Not in Hawaii this holiday season? That shouldn’t be a barrier to the blissful enjoyment of malasadas. One of my favorite food bloggers, Maui girl Alana at Fix Feast Flair, has created an incredible recipe for Malasadas with Haupia Filling. Fry, eat, repeat.
Malasadas and eggnog are the perfect match. The creamy texture of the eggnog wonderfully balances the deliciously unhealthy sugar and deep-fried elements, while the complementing flavors of egg and spice in drink and dessert comingle with pleasure. The sweetness of the eggnog was necessary to rise above the sugar-coating of the malasadas and its deep-fried characteristics. Sweet needs sweeter, and eggnog delivers. A pairing euphoria for the sweet tooth, if you are looking for a holiday match, eggnog and malasadas will never fail to satisfy.
A Colonial Christmas Concoction
Sugar-laced and preservative-filled commercial eggnog is an anathema. It shouldn’t even be permitted to bear the title of eggnog, given that the Food and Drug Administration allows the drink to be made from as little as 1% egg yolk. Milknog, anyone? More importantly, the taste of commercial eggnog is appalling.
This season, eschew factory-made eggnog in favor of mixing up your own homemade concoction, preferably in the traditional method, with copious amounts of alcohol. Eggnog preparation is actually quite simple, and can be accomplished with only a few ingredients and a modicum of culinary aptitude.
As a history wonk, I am compelled to proffer Washington’s eggnog recipe - a Colonial Christmas concoction that is certain to please.
One Dozen Eggs
One Quart Cream
One Quart Milk
Three Quarters Cup Sugar,
One Pint Brandy
One Half Pint Rye Whiskey
One Half Pint Jamaican Rum
One Quarter Pint Sherry
Mix liquor separately. Separate yolks and whites of eggs, add sugar to beaten yolks, mix well. Add milk and cream, slowly beating. Beat whites of eggs until stiff and fold slowly into mixture. Chill and store for at least 5 days. Taste frequently.
A few tips.
Spice it up. I prefer to add a touch of spice. Freshly grated nutmeg is my preferred addition (if you have ground nutmeg, dispose it immediately, and never speak of it again). Cinnamon can be a worthwhile substitute, either sprinkled on top or as a cinnamon stick garnish.
Alcohol. Don’t have the full spectrum of liquors used at Mount Vernon? That’s okay; replace the above with 2 pints of whiskey. Rye or Bourbon work best.

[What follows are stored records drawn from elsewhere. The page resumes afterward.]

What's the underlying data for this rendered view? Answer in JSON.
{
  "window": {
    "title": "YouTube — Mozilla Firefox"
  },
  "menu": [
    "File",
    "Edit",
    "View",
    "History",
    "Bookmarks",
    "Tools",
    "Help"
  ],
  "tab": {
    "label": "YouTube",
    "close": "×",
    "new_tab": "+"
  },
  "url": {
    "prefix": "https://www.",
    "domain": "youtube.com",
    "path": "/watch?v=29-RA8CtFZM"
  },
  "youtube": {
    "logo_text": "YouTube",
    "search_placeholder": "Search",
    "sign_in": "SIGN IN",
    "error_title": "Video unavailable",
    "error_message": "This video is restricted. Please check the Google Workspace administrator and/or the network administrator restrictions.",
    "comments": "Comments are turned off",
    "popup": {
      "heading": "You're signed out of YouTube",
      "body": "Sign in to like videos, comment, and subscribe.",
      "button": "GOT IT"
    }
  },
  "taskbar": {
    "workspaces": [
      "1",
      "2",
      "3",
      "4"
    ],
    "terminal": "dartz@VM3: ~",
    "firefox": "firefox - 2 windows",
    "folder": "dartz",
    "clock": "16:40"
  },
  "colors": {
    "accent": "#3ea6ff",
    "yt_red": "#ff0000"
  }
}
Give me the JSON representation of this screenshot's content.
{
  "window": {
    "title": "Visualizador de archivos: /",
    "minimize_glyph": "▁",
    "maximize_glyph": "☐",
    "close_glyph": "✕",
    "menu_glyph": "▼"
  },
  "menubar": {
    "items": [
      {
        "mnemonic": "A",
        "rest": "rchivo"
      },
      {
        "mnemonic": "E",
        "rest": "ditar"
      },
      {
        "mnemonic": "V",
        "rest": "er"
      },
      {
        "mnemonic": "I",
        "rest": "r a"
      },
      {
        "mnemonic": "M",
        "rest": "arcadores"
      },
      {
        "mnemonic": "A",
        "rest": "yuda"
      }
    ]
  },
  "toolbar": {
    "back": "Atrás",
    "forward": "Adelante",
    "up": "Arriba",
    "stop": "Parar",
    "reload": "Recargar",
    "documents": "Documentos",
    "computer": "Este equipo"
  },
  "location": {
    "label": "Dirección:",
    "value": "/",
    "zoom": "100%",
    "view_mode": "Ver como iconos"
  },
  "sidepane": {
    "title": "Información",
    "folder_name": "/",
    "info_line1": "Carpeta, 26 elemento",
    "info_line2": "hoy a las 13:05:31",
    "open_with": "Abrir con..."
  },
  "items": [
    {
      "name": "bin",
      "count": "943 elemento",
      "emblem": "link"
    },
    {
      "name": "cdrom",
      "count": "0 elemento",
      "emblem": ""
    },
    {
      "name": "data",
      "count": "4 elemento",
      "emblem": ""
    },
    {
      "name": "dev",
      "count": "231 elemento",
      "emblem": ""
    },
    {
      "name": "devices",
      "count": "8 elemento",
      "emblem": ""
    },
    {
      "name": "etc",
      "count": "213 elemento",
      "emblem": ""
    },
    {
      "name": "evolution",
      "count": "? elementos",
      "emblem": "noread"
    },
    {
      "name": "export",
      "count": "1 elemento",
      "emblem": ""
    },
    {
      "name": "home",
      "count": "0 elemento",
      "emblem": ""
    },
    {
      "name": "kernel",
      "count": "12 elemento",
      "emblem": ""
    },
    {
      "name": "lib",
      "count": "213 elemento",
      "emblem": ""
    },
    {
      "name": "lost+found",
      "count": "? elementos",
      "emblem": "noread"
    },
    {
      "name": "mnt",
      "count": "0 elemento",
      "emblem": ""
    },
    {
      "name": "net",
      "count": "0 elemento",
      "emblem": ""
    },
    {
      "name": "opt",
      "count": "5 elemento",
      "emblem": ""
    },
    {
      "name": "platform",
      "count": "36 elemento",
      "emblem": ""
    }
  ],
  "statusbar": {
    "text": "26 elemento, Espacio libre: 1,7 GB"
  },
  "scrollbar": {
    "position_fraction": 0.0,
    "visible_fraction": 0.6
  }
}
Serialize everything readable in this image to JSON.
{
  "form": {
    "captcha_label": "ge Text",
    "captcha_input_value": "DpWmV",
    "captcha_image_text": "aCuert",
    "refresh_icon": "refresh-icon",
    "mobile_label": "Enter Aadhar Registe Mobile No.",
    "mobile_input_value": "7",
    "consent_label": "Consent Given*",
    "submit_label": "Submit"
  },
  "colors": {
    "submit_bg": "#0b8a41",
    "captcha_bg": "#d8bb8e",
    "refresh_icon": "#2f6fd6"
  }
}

Aging. After eggnog spends six months to a year in the fridge, a curious chemical collusion takes place between egg proteins, alcohol and milk sugars. The resulting elixir is authentically eggnog. Yes, there is a lot of booze, but the longer eggnog ages, the more mellow it becomes.
Safety. In liquids, alcohol concentrations as low as 8 percent are often sufficient to kill most bacteria. Buy hey, this is eggnog, so your brew should contain at least 20% alcohol anyway. Stored at cool temperatures and with a little patience, any meandering microbes should be neutralized. Apparently, there are two reasons — the first, of course, being extended time with family — to make a strong nog.
If you must, you can procure pasteurized shell eggs from the supermarket. Pasteurized eggs have been heated to a temperature sufficient to kill any pathogens.
Far from the birthplace of either eggnog or malasadas, Hawaii's diversity of flavors and cultures has brought together the perfect holiday pairing. Enjoy this season with regularity.